(Source material)

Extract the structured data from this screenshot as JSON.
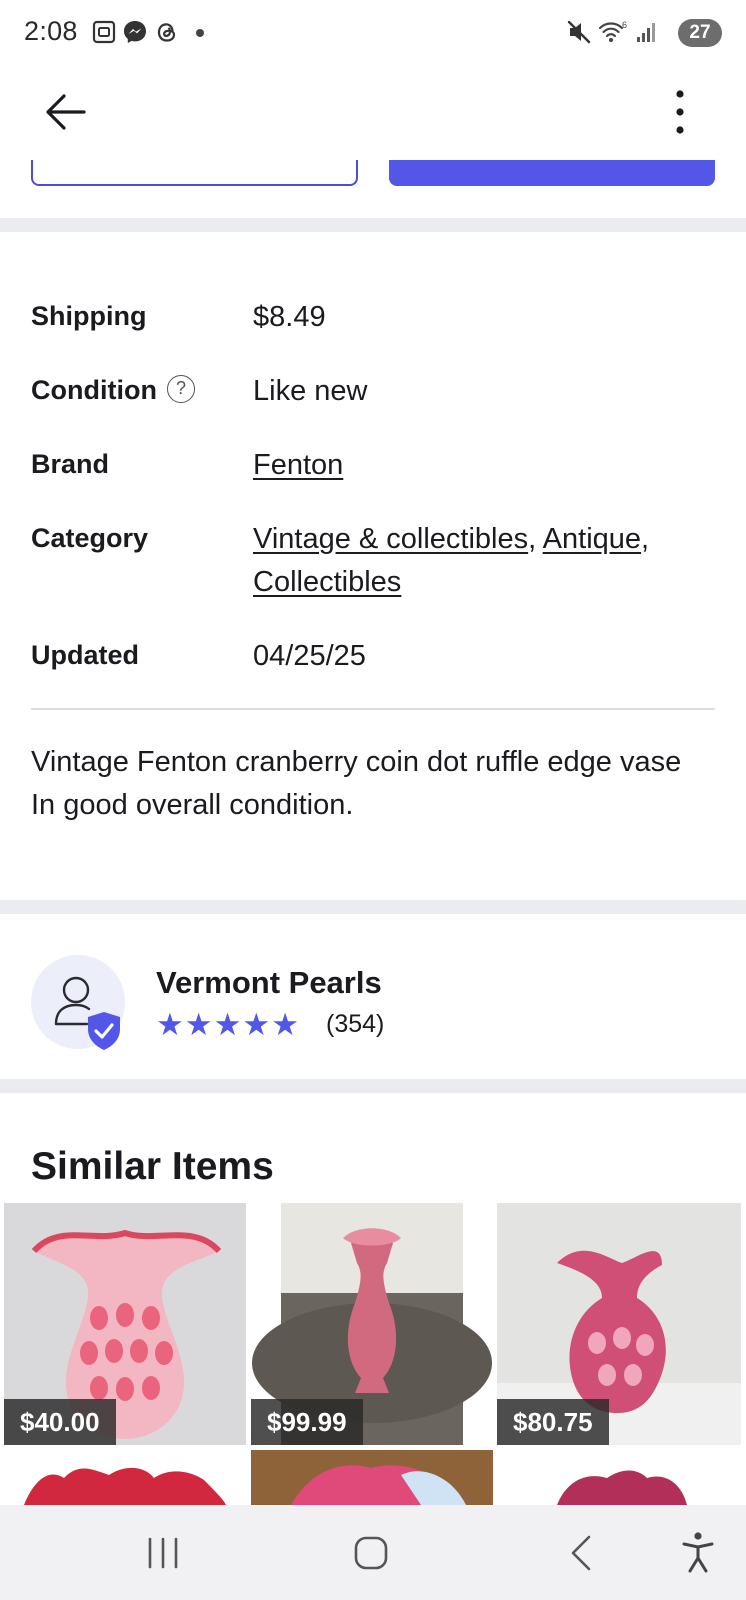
{
  "status_bar": {
    "time": "2:08",
    "battery": "27",
    "icons": [
      "screenshot-icon",
      "messenger-icon",
      "threads-icon",
      "dot-icon",
      "mute-icon",
      "wifi-icon",
      "signal-icon"
    ]
  },
  "app_bar": {
    "back_icon": "arrow-left-icon",
    "more_icon": "more-vertical-icon"
  },
  "details": {
    "shipping_label": "Shipping",
    "shipping_value": "$8.49",
    "condition_label": "Condition",
    "condition_help": "?",
    "condition_value": "Like new",
    "brand_label": "Brand",
    "brand_value": "Fenton",
    "category_label": "Category",
    "category_links": [
      "Vintage & collectibles",
      "Antique",
      "Collectibles"
    ],
    "category_separator": ",",
    "updated_label": "Updated",
    "updated_value": "04/25/25"
  },
  "description": {
    "line1": "Vintage Fenton cranberry coin dot ruffle edge vase",
    "line2": "In good overall condition."
  },
  "seller": {
    "name": "Vermont Pearls",
    "rating_stars": 5,
    "review_count": "(354)",
    "verified_icon": "verified-shield-icon"
  },
  "similar": {
    "title": "Similar Items",
    "items": [
      {
        "price": "$40.00"
      },
      {
        "price": "$99.99"
      },
      {
        "price": "$80.75"
      }
    ]
  },
  "colors": {
    "accent": "#5257e8",
    "section_gap": "#ebecef"
  },
  "nav_bar": {
    "icons": [
      "recent-apps-icon",
      "home-icon",
      "back-icon",
      "accessibility-icon"
    ]
  }
}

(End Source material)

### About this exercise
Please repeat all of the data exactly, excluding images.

### Answer space
Extract the structured data from this screenshot as JSON.
{
  "status_bar": {
    "time": "2:08",
    "battery": "27",
    "icons": [
      "screenshot-icon",
      "messenger-icon",
      "threads-icon",
      "dot-icon",
      "mute-icon",
      "wifi-icon",
      "signal-icon"
    ]
  },
  "app_bar": {
    "back_icon": "arrow-left-icon",
    "more_icon": "more-vertical-icon"
  },
  "details": {
    "shipping_label": "Shipping",
    "shipping_value": "$8.49",
    "condition_label": "Condition",
    "condition_help": "?",
    "condition_value": "Like new",
    "brand_label": "Brand",
    "brand_value": "Fenton",
    "category_label": "Category",
    "category_links": [
      "Vintage & collectibles",
      "Antique",
      "Collectibles"
    ],
    "category_separator": ",",
    "updated_label": "Updated",
    "updated_value": "04/25/25"
  },
  "description": {
    "line1": "Vintage Fenton cranberry coin dot ruffle edge vase",
    "line2": "In good overall condition."
  },
  "seller": {
    "name": "Vermont Pearls",
    "rating_stars": 5,
    "review_count": "(354)",
    "verified_icon": "verified-shield-icon"
  },
  "similar": {
    "title": "Similar Items",
    "items": [
      {
        "price": "$40.00"
      },
      {
        "price": "$99.99"
      },
      {
        "price": "$80.75"
      }
    ]
  },
  "colors": {
    "accent": "#5257e8",
    "section_gap": "#ebecef"
  },
  "nav_bar": {
    "icons": [
      "recent-apps-icon",
      "home-icon",
      "back-icon",
      "accessibility-icon"
    ]
  }
}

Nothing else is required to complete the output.